Tally the lines in the listing below that hold the string "What", and reply with that tally alone.

───── Materials provided

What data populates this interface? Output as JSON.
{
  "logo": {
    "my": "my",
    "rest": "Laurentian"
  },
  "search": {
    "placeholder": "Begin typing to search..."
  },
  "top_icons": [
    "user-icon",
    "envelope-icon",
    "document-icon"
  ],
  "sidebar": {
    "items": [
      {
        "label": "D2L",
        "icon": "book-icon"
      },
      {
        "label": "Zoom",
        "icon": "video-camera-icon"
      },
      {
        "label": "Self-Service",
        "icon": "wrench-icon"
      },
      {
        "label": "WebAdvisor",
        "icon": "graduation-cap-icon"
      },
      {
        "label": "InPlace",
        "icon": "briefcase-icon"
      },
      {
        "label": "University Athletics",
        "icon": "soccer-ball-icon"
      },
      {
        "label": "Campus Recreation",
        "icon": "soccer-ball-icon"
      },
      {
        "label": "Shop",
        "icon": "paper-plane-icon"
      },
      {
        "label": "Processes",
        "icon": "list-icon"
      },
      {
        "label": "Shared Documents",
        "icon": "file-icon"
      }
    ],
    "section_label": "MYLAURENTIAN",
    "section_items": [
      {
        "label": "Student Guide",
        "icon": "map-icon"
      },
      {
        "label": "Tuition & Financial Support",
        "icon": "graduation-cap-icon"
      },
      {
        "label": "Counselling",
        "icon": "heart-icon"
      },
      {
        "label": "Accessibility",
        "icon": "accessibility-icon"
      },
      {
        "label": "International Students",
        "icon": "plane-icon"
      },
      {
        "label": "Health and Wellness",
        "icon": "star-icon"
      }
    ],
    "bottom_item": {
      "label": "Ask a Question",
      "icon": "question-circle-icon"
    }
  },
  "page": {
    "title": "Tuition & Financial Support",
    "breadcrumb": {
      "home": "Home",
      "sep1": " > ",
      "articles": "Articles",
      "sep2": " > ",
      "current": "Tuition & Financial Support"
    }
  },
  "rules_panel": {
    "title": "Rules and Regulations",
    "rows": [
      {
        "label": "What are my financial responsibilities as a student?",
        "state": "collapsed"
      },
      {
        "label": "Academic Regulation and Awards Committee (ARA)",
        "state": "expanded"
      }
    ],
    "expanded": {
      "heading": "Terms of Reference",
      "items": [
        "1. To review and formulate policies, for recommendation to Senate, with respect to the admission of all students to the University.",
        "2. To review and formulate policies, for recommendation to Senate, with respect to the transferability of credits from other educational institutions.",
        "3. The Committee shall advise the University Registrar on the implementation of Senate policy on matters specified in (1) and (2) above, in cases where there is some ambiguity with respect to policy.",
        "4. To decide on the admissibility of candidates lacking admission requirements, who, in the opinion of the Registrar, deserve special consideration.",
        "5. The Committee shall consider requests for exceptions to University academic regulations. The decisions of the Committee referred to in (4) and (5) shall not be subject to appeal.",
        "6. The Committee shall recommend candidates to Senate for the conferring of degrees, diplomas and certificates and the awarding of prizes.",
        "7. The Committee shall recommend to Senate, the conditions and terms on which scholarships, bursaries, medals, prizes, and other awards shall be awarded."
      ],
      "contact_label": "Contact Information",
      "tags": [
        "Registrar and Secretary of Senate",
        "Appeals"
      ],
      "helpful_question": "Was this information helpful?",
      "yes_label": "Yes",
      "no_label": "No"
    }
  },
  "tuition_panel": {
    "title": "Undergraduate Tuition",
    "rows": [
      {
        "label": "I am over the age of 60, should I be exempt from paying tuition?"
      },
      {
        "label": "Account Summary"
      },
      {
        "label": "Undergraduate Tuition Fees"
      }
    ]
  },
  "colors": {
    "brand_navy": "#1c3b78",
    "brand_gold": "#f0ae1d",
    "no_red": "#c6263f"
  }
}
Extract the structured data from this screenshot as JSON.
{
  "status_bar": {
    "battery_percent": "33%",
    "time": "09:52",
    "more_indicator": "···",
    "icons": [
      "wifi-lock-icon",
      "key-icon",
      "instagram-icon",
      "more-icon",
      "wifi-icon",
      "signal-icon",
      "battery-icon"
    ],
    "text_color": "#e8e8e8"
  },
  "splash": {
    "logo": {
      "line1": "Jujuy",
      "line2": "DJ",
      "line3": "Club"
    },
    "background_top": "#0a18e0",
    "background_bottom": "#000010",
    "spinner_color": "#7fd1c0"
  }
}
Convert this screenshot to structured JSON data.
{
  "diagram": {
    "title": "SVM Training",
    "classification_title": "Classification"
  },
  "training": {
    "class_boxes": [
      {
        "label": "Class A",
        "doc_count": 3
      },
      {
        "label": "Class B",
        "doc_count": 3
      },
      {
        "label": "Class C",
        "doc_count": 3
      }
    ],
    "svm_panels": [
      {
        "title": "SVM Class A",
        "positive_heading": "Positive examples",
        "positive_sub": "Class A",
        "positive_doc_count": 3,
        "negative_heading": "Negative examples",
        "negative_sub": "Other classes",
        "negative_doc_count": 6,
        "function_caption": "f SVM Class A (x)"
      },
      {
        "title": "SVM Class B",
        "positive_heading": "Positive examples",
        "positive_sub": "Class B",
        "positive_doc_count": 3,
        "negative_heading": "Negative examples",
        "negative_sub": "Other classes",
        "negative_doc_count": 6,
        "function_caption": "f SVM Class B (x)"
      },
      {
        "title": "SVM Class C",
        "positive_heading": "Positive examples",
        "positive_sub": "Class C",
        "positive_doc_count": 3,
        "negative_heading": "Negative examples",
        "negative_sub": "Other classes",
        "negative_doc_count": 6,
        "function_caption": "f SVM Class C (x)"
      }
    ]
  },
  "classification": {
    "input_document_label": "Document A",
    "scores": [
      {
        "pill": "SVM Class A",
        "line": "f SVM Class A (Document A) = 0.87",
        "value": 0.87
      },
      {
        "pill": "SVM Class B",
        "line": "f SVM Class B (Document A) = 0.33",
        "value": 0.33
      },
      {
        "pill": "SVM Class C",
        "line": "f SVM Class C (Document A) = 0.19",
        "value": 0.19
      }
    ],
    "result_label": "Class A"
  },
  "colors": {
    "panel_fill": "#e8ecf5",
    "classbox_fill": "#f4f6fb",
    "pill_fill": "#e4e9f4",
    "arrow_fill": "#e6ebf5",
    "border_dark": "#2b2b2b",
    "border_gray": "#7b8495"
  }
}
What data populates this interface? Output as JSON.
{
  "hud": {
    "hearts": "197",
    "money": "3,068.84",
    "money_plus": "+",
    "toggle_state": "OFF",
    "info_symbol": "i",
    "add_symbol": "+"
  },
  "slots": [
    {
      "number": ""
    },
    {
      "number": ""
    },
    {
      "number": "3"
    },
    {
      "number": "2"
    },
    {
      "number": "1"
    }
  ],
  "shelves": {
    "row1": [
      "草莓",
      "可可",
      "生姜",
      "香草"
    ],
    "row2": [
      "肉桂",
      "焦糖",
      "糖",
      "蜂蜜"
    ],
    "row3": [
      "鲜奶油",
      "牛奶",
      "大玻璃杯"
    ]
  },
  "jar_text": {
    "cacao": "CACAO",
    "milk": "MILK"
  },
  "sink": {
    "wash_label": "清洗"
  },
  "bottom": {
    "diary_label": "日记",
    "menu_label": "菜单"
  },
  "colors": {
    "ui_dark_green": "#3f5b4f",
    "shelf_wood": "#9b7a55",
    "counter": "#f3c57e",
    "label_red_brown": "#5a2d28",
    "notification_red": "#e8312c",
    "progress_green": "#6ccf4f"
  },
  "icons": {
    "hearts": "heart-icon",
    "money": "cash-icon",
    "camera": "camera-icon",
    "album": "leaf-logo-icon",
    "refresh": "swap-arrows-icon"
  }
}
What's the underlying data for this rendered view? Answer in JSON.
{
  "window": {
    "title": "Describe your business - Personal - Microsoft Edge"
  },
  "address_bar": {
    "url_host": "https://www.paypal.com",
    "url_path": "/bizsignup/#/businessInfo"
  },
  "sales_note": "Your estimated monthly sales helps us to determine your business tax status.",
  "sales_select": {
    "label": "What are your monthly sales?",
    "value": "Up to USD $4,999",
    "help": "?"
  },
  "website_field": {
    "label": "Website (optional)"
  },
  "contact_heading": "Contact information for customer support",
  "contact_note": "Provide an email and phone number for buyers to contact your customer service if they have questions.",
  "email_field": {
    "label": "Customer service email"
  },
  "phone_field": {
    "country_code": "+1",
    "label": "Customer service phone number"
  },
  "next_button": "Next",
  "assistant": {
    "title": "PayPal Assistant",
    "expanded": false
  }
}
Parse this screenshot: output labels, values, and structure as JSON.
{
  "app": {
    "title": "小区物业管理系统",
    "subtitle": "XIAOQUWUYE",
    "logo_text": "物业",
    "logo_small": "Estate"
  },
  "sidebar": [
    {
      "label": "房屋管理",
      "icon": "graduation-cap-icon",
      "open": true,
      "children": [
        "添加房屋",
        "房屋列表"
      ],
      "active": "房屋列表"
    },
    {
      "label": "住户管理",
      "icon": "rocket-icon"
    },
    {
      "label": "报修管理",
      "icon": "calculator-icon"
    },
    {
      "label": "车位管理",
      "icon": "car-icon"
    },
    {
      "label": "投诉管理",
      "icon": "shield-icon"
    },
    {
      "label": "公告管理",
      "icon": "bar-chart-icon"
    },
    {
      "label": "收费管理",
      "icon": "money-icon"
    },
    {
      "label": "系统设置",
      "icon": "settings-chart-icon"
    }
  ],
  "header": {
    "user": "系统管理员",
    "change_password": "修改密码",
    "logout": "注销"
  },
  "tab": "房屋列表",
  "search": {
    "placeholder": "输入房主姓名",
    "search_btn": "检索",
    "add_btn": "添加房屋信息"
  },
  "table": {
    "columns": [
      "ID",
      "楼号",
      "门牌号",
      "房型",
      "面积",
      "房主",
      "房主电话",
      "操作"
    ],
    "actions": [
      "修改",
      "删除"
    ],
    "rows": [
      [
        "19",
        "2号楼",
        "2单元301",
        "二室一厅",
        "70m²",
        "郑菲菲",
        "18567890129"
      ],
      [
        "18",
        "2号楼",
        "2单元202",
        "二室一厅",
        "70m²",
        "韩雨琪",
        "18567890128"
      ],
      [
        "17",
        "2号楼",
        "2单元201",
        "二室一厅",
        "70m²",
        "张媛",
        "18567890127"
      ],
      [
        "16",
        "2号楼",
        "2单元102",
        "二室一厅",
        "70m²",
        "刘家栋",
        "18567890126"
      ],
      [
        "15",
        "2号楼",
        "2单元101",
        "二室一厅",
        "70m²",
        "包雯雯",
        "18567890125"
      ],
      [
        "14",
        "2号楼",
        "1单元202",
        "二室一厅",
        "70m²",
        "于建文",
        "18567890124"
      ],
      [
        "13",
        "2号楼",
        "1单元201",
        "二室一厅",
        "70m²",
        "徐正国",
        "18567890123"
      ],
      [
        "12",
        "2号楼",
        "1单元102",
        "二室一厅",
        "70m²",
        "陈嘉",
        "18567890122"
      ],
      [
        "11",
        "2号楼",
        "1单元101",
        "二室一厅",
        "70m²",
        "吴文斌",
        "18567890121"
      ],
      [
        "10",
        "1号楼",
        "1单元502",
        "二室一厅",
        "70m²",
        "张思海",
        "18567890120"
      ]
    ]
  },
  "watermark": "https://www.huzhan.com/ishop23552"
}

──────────

- Exercise solution -
5